Thanks to Oprah and Eckart Tolle, a few years back I began learning being in the moment and am now much more aware of my surroundings, often taking photos. On the trip I trusted my LG v40 thinq for all photography, which proved to be a good decision for many reasons. My phone is set up to auto upload photos to Dropbox and Google photos which wifi on the bus facilitated somewhat. However in many remote areas, upload speed was sluggish. This day was outstanding in every way but also sad as I'm sure I took a huge number of photos; however later at the hotel I didn't look closely at what had been uploaded or realize it was a hotel where wifi connected only for so long and then dropped. Many places once checked in and connected, you were on until out of range. I was either tired or lazy when checking my Dropbox account, made an assumption everything was there and went ahead and cleaned the photos off my phone. Later I discovered only a fraction of the photos I took that day were saved. Most of the photos from Glen Coe are from my sister, the one included here is mine.

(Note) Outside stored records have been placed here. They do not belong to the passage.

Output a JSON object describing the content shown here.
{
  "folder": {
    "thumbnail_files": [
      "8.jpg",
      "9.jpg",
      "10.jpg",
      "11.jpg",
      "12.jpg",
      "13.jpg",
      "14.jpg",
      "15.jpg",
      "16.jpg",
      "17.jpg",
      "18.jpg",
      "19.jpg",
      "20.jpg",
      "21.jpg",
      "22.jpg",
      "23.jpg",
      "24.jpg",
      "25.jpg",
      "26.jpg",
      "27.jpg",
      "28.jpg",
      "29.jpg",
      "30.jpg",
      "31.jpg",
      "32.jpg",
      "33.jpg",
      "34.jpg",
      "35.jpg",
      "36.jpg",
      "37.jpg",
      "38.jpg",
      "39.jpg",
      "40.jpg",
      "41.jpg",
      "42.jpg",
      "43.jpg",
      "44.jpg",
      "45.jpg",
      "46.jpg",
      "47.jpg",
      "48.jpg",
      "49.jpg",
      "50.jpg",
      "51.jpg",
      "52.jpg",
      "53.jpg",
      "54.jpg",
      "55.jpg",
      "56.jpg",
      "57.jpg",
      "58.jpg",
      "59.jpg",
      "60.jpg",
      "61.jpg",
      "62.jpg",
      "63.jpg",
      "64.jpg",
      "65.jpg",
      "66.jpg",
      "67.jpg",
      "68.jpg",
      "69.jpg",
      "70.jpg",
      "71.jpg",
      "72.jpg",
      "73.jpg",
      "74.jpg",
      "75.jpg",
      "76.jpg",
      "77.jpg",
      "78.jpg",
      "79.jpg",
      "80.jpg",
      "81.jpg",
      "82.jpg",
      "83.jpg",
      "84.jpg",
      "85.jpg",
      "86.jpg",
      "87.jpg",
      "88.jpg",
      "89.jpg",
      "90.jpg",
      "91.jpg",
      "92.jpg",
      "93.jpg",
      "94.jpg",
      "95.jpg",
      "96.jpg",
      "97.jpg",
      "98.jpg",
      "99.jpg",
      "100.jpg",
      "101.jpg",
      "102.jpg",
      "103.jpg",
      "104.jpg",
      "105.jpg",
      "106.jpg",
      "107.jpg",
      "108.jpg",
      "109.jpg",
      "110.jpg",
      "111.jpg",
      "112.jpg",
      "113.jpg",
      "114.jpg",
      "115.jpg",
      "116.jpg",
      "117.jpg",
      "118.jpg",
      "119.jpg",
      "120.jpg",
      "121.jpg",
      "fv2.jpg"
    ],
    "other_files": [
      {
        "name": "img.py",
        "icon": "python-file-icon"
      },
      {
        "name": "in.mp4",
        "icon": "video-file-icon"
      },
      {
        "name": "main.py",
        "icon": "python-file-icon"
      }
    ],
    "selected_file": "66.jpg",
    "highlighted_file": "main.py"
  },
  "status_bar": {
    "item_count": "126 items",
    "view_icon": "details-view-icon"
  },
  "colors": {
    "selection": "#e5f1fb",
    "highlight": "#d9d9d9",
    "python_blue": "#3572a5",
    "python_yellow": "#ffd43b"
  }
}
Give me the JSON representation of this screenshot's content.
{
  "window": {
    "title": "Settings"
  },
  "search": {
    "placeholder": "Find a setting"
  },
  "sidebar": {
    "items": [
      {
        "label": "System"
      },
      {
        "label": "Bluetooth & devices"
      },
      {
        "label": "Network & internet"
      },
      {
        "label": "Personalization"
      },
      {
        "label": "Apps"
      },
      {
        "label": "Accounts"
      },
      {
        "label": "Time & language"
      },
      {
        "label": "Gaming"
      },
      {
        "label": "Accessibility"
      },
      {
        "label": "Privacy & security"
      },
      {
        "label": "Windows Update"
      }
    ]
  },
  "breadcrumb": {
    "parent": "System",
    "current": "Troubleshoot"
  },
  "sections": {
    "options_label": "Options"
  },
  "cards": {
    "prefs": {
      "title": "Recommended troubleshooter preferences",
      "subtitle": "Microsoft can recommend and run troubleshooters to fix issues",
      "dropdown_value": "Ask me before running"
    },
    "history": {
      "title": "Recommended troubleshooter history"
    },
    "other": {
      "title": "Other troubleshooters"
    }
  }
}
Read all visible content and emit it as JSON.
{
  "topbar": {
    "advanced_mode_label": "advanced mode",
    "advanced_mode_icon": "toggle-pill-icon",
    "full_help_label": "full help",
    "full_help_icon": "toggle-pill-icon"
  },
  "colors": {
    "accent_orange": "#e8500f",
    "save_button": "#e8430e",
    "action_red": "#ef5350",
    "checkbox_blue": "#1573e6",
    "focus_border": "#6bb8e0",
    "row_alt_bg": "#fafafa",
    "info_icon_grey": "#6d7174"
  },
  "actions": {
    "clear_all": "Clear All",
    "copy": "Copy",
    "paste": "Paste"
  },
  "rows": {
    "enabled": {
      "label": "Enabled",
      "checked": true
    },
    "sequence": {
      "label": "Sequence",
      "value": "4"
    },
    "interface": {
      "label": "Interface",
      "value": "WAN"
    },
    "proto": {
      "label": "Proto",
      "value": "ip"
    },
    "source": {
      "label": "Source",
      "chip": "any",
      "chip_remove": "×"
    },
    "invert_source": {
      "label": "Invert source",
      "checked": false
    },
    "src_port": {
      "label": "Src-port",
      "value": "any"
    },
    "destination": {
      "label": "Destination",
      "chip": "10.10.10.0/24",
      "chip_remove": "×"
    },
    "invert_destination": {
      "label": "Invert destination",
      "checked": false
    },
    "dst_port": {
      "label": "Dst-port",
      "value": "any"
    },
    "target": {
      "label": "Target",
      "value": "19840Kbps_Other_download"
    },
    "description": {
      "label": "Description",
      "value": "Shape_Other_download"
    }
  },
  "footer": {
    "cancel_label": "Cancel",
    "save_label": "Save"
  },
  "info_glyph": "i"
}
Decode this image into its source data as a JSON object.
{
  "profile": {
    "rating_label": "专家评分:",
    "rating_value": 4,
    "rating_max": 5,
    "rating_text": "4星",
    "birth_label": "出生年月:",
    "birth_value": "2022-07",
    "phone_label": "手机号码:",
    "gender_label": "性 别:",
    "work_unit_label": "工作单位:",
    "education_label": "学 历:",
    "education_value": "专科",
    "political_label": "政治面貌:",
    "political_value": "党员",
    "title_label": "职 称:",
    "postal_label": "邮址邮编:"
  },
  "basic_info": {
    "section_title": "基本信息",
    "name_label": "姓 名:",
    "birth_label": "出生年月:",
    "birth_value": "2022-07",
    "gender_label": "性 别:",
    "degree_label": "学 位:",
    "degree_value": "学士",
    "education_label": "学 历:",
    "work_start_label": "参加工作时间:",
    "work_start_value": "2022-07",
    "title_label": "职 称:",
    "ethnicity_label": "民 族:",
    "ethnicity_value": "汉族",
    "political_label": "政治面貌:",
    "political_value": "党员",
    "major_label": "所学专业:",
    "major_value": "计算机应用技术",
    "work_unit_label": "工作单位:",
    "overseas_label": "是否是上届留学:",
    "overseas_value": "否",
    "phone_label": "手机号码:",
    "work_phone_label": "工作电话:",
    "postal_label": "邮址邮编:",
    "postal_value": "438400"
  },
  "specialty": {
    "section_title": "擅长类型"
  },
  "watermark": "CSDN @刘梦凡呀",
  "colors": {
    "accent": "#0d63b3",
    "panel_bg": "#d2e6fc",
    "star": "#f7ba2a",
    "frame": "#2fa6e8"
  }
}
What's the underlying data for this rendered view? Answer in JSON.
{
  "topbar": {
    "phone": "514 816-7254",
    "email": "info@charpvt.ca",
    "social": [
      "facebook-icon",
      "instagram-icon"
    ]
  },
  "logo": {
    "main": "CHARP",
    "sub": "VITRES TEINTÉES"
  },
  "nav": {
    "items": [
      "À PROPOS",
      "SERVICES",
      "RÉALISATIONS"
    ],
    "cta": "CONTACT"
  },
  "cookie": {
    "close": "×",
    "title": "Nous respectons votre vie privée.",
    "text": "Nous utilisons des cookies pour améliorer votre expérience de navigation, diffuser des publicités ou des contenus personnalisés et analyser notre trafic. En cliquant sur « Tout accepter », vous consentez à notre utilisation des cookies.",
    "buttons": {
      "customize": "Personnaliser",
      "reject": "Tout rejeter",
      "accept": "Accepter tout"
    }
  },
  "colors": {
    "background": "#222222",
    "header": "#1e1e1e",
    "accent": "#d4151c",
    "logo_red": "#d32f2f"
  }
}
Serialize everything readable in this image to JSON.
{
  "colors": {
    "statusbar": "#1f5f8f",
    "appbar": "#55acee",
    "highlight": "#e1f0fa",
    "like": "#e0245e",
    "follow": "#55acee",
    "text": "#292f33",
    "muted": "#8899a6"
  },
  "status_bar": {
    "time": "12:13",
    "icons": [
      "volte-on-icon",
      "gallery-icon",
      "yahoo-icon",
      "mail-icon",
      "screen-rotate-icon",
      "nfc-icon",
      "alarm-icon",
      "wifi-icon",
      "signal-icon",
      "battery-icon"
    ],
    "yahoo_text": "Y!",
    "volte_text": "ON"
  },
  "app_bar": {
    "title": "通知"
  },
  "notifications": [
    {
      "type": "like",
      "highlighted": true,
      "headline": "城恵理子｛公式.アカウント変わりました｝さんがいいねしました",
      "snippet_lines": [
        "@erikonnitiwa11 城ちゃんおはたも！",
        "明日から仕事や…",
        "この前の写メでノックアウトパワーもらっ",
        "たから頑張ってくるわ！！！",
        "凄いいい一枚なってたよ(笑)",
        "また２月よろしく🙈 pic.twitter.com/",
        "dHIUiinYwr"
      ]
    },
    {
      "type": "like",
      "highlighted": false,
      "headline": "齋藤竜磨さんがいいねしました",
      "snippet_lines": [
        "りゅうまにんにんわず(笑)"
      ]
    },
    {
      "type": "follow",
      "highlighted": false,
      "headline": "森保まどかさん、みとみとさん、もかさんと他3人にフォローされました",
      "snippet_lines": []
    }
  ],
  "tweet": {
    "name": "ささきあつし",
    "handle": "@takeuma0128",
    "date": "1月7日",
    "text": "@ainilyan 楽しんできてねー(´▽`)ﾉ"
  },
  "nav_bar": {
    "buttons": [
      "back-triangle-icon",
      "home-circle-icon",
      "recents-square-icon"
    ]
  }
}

About 25 miles from the Green Welly at just over 1100 feet elevation, we emerged from the forest into the Glen Coe Valley, another Scottish icon. The valley is right at 1000 feet while the surrounding hills and munros are up to 3,000 feet elevation. I’ve visited numerous mountain ranges in America, some with peaks much higher but none that impacted me like the vistas there.
Maybe part of the impact is being able to see exposed mountains. There is certainly vegetation and some trees but nothing like many of the ranges I’ve visited in the states. Since it was October we only saw scattered bits of heather clinging to its purple glory while most had turned rusty brown. Our photo opp came at Three Sisters Car Park View, well used and known by tourists.
When first off the bus, I did not immediately take pictures--I literally was awestruck. I stood and turned slowly, trying to grasp the enormity of what we were in the midst of. I’ve now seen many photos of the valley on sunny days but it was overcast during our visit so a number of the bluffs’ peaks “disappeared” in the clouds. The Three Sisters are lushly covered with vegetation as were most of the hills on the south side of the valley. Opposite, very much in contrast, is Aonach Eagach ridge. The stone it was carved from by the ice age glacier is exposed, has very little vegetation and a craggy face mostly straight up.
Generally I avoid having people in landscape shots; but in this case I was happy to find one with several in the foreground of the Three Sisters as it’s most effective at providing perspective. I liken my Valley experience to a clear night away from light pollution and actually seeing the myriad of stars in the night sky. If you've ever experienced it, then you know nature looms really, really big and humans minuscule.
After we re-boarded and drove on, Kevin, our Scottish Guide, shared history about whatever we were near. In the Valley he recounted the story of the Glencoe Massacre which happened the day before Valentine's day, February 13th in 1692. Details can be found on the Links page. I had never thought or known about the battles Scotland went through and it's quite a bloody history.
The Three Sisters stop was somewhat near the eastern beginning of the valley so there were stunning views for miles ahead. Okay, stunning was really everywhere we went in both countries in one form or another! Up next, one of my favorite things always showed up on our drive!